MUMBAI: Writer-director Shonali Bose’s award-winning Indian film Amu will have its US theatre release on 25 May 2007 at New York City’s Cinema Village and ImaginAsian.

The film will open in Los Angeles on 15 June 2007 at the Laemmle Music Hall and the Fallbrook.

Bose’s feature film debut presents a contemporary and politically volatile tale of a young Indian-American woman’s search for the truth about her past. Amu has screened at film festivals worldwide, earning numerous awards and honors, including two National Awards of India, for Best English Language Film and Best Director.

The protagonist Kaju Roy has returned to India to visit her relatives and spends much of her time touring Delhi with college student Kabir. As she visits the slums and crowded markets of the capital city, Kaju experiences haunting feelings of deja vu. Compelled by her startling visions, she investigates the circumstances of her birth parents’ death and her own adoption.

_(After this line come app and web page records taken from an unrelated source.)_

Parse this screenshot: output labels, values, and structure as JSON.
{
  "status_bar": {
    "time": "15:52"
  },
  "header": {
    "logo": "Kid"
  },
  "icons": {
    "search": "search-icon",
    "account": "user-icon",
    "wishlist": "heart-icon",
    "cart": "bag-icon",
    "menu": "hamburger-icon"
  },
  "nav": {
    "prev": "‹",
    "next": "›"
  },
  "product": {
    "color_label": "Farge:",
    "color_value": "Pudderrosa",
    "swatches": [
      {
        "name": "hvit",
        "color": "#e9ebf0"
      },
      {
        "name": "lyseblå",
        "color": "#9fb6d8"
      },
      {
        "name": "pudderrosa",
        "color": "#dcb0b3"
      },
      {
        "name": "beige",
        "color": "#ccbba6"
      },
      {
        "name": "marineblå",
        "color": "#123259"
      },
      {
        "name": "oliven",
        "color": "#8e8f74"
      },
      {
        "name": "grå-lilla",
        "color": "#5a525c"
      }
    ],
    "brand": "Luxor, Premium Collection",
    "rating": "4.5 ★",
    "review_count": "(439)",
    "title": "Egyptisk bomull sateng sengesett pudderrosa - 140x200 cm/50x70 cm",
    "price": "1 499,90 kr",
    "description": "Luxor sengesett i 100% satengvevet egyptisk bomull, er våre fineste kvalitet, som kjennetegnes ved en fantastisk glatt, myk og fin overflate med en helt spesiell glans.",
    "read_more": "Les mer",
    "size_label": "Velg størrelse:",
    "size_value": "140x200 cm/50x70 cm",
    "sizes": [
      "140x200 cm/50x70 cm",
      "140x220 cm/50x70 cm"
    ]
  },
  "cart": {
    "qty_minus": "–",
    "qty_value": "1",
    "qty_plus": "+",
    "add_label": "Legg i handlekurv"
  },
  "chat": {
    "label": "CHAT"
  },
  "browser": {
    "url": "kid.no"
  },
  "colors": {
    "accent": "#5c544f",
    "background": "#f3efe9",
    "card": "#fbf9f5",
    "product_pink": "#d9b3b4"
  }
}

Against the pleas of her adopted mother, Kaju – torn between being Indian and American, between her loving adopted family and the faded memories of her birth parents – embarks on an emotional journey for answers as to her identity. Though hindered by long-held secrets and witnesses who refuse to revisit the past, Kaju’s difficult search for the truth brings to light surprising revelations from those closest to her and draws her unexpectedly nearer to a tragic event in India ‘s history.  Bose’s subtle pacing and deft storytelling skills bring the film to a startling conclusion.

Born and raised in India before receiving her MFA in directing from UCLA, filmmaker Shonali Bose has a personal connection to the controversial subject matter of her film. A 19-year-old student at the time of the Delhi riots, Bose worked in the relief camps where she heard the horror stories of the victims. She then worked as an activist after her move to the United States, where she met activist and scientist Bedabrata Pain.

Pain was also deeply involved in the movement for justice for the ’84 victims, and they had no doubt that the massacre would be the subject of Bose’s first feature film. After three years of debilitating rejections – investors were convinced that a film on ’84 should not be made – it was Bedabrata’s invention of the technology used to make the world’s smallest camera which provided seed money for Amu. Bose’s previous film credits include the narrative short films The Gendarme is Here and Undocumented, and a feature-length documentary Lifting the Veil.